2

Using only one exclamation mark per 100,000 words not a lot – a typical page of a book only has 500 words when completely filled with words in a small font. This will be more like 250 or 300 words on average for most books, so this would be only one exclamation mark per 400 pages, i.e. this means only one exclamation mark for most books.

I would, however, limit (or even avoid) exclamation marks that are not in a dialogue.

2

Consider the reason for the advice you cite. Excessive use of exclamation points — I'm not saying your use is excessive — will result in your writing sounding strident, overemphasized. Often, however, the use of exclamation points can be reduced by choosing better, stronger verbs.

So, in your first example, the verb you chose communicates that the speaker is calling across a large room (supposing you've already set the scene), even without an exclamation point:

"Press the green button," Alice called to Frank.

Rewriting your second example, though, you can see the potential benefit of considering the reason for the advice:

"Alice," Frank yelled, running toward her from the other end of the hall, waving a piece of paper wildly in the air.

In this rewrite, the weak "it was" has been replaced with the active, strong and descriptive verb, "yelled". As a result, the phrase "as he called for her" is no longer needed, and the sentence so becomes much leaner and tighter. In addition, I think quite possibly Frank's concern has already been expressed or will be expressed, in context, by "yelled", "running", and "wildly", and so ", concern etched into his face" can also be left out without any loss of sense.

The caveat included with all this is that it's your writing. The overall tone of the piece may be such that stridency is not an issue, or rewriting on the model I've suggested doesn't suit your style, or ....

2

I'm working on exclamation points today and have also heard the guideline of one per 100,000 words (one per book.) I have 800 question marks in my book, and over 10,000 periods. But allowed only 1 exclamation point?

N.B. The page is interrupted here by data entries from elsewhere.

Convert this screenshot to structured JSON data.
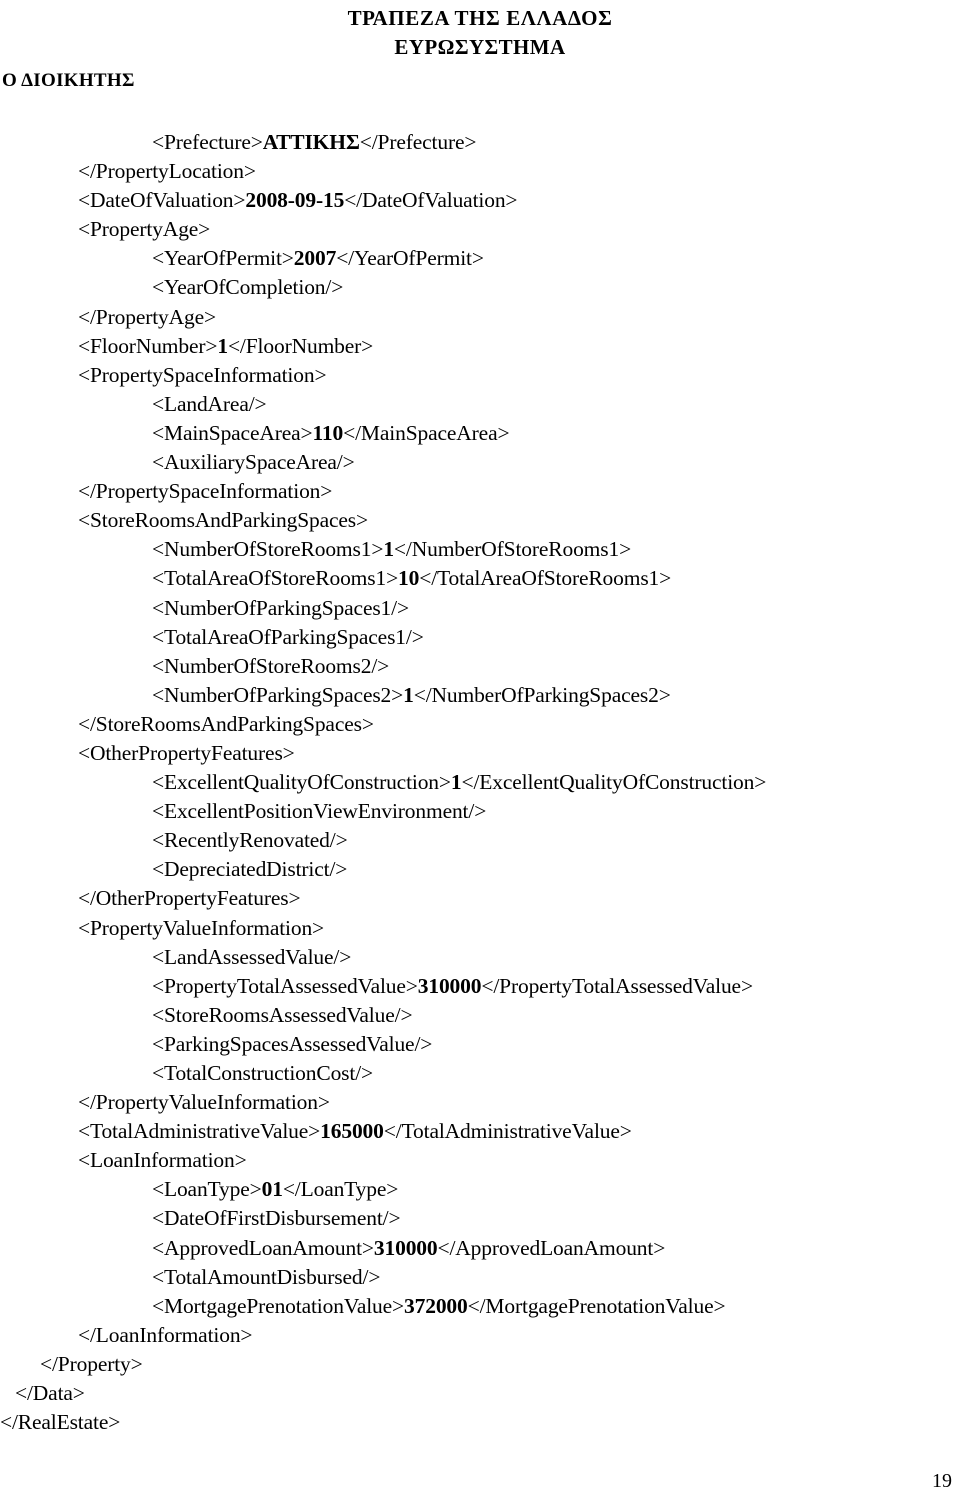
{
  "header": {
    "bank_name": "ΤΡΑΠΕΖΑ ΤΗΣ ΕΛΛΑΔΟΣ",
    "eurosystem": "ΕΥΡΩΣΥΣΤΗΜΑ",
    "governor_label": "Ο ΔΙΟΙΚΗΤΗΣ"
  },
  "xml_listing": {
    "lines": [
      {
        "indent": "ind-2",
        "pre": "<Prefecture>",
        "value": "ΑΤΤΙΚΗΣ",
        "post": "</Prefecture>"
      },
      {
        "indent": "ind-1",
        "pre": "</PropertyLocation>",
        "value": "",
        "post": ""
      },
      {
        "indent": "ind-1",
        "pre": "<DateOfValuation>",
        "value": "2008-09-15",
        "post": "</DateOfValuation>"
      },
      {
        "indent": "ind-1",
        "pre": "<PropertyAge>",
        "value": "",
        "post": ""
      },
      {
        "indent": "ind-2",
        "pre": "<YearOfPermit>",
        "value": "2007",
        "post": "</YearOfPermit>"
      },
      {
        "indent": "ind-2",
        "pre": "<YearOfCompletion/>",
        "value": "",
        "post": ""
      },
      {
        "indent": "ind-1",
        "pre": "</PropertyAge>",
        "value": "",
        "post": ""
      },
      {
        "indent": "ind-1",
        "pre": "<FloorNumber>",
        "value": "1",
        "post": "</FloorNumber>"
      },
      {
        "indent": "ind-1",
        "pre": "<PropertySpaceInformation>",
        "value": "",
        "post": ""
      },
      {
        "indent": "ind-2",
        "pre": "<LandArea/>",
        "value": "",
        "post": ""
      },
      {
        "indent": "ind-2",
        "pre": "<MainSpaceArea>",
        "value": "110",
        "post": "</MainSpaceArea>"
      },
      {
        "indent": "ind-2",
        "pre": "<AuxiliarySpaceArea/>",
        "value": "",
        "post": ""
      },
      {
        "indent": "ind-1",
        "pre": "</PropertySpaceInformation>",
        "value": "",
        "post": ""
      },
      {
        "indent": "ind-1",
        "pre": "<StoreRoomsAndParkingSpaces>",
        "value": "",
        "post": ""
      },
      {
        "indent": "ind-2",
        "pre": "<NumberOfStoreRooms1>",
        "value": "1",
        "post": "</NumberOfStoreRooms1>"
      },
      {
        "indent": "ind-2",
        "pre": "<TotalAreaOfStoreRooms1>",
        "value": "10",
        "post": "</TotalAreaOfStoreRooms1>"
      },
      {
        "indent": "ind-2",
        "pre": "<NumberOfParkingSpaces1/>",
        "value": "",
        "post": ""
      },
      {
        "indent": "ind-2",
        "pre": "<TotalAreaOfParkingSpaces1/>",
        "value": "",
        "post": ""
      },
      {
        "indent": "ind-2",
        "pre": "<NumberOfStoreRooms2/>",
        "value": "",
        "post": ""
      },
      {
        "indent": "ind-2",
        "pre": "<NumberOfParkingSpaces2>",
        "value": "1",
        "post": "</NumberOfParkingSpaces2>"
      },
      {
        "indent": "ind-1",
        "pre": "</StoreRoomsAndParkingSpaces>",
        "value": "",
        "post": ""
      },
      {
        "indent": "ind-1",
        "pre": "<OtherPropertyFeatures>",
        "value": "",
        "post": ""
      },
      {
        "indent": "ind-2",
        "pre": "<ExcellentQualityOfConstruction>",
        "value": "1",
        "post": "</ExcellentQualityOfConstruction>"
      },
      {
        "indent": "ind-2",
        "pre": "<ExcellentPositionViewEnvironment/>",
        "value": "",
        "post": ""
      },
      {
        "indent": "ind-2",
        "pre": "<RecentlyRenovated/>",
        "value": "",
        "post": ""
      },
      {
        "indent": "ind-2",
        "pre": "<DepreciatedDistrict/>",
        "value": "",
        "post": ""
      },
      {
        "indent": "ind-1",
        "pre": "</OtherPropertyFeatures>",
        "value": "",
        "post": ""
      },
      {
        "indent": "ind-1",
        "pre": "<PropertyValueInformation>",
        "value": "",
        "post": ""
      },
      {
        "indent": "ind-2",
        "pre": "<LandAssessedValue/>",
        "value": "",
        "post": ""
      },
      {
        "indent": "ind-2",
        "pre": "<PropertyTotalAssessedValue>",
        "value": "310000",
        "post": "</PropertyTotalAssessedValue>"
      },
      {
        "indent": "ind-2",
        "pre": "<StoreRoomsAssessedValue/>",
        "value": "",
        "post": ""
      },
      {
        "indent": "ind-2",
        "pre": "<ParkingSpacesAssessedValue/>",
        "value": "",
        "post": ""
      },
      {
        "indent": "ind-2",
        "pre": "<TotalConstructionCost/>",
        "value": "",
        "post": ""
      },
      {
        "indent": "ind-1",
        "pre": "</PropertyValueInformation>",
        "value": "",
        "post": ""
      },
      {
        "indent": "ind-1",
        "pre": "<TotalAdministrativeValue>",
        "value": "165000",
        "post": "</TotalAdministrativeValue>"
      },
      {
        "indent": "ind-1",
        "pre": "<LoanInformation>",
        "value": "",
        "post": ""
      },
      {
        "indent": "ind-2",
        "pre": "<LoanType>",
        "value": "01",
        "post": "</LoanType>"
      },
      {
        "indent": "ind-2",
        "pre": "<DateOfFirstDisbursement/>",
        "value": "",
        "post": ""
      },
      {
        "indent": "ind-2",
        "pre": "<ApprovedLoanAmount>",
        "value": "310000",
        "post": "</ApprovedLoanAmount>"
      },
      {
        "indent": "ind-2",
        "pre": "<TotalAmountDisbursed/>",
        "value": "",
        "post": ""
      },
      {
        "indent": "ind-2",
        "pre": "<MortgagePrenotationValue>",
        "value": "372000",
        "post": "</MortgagePrenotationValue>"
      },
      {
        "indent": "ind-1",
        "pre": "</LoanInformation>",
        "value": "",
        "post": ""
      },
      {
        "indent": "ind-d2",
        "pre": "</Property>",
        "value": "",
        "post": ""
      },
      {
        "indent": "ind-d1",
        "pre": "</Data>",
        "value": "",
        "post": ""
      },
      {
        "indent": "ind-0",
        "pre": "</RealEstate>",
        "value": "",
        "post": ""
      }
    ]
  },
  "footer": {
    "page_number": "19"
  }
}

I thought it would be helpful to add into the answers here on one possible genesis of the rule:

In his book 10 Rules of Writing, Elmore Leonard offered a rule about exclamation points. He stated, “You are allowed no more than two or three per 100,000 words of prose.” Leonard was prolific. He wrote more than 40 novels in his career, totaling 3.4 million words. If he had followed his own advice, he would have used only 102 exclamation points in his entire career. In practice, he used 1,651. That’s 16 times as many as he recommended!

Despite his advice, he used over 40 exclamation points per 100,000 words.

This discovery is a relief (by a factor of 16).

And Leonard was sparing among authors. James Joyce used over 1,000 exclamation points per 100,000 words, according to the link.

At the moment I have about 300 per 100,000 words. That puts my use of exclamation points between ELJames and F Scott Fitzgerald.

(If the argument is about not stressing the reader, I wonder if we will be told to not use too-strong action words someday. It's an odd balance.)

Your Answer

By clicking "Post Your Answer", you agree to our terms of service, privacy policy and cookie policy

Not the answer you're looking for? Browse other questions tagged or ask your own question.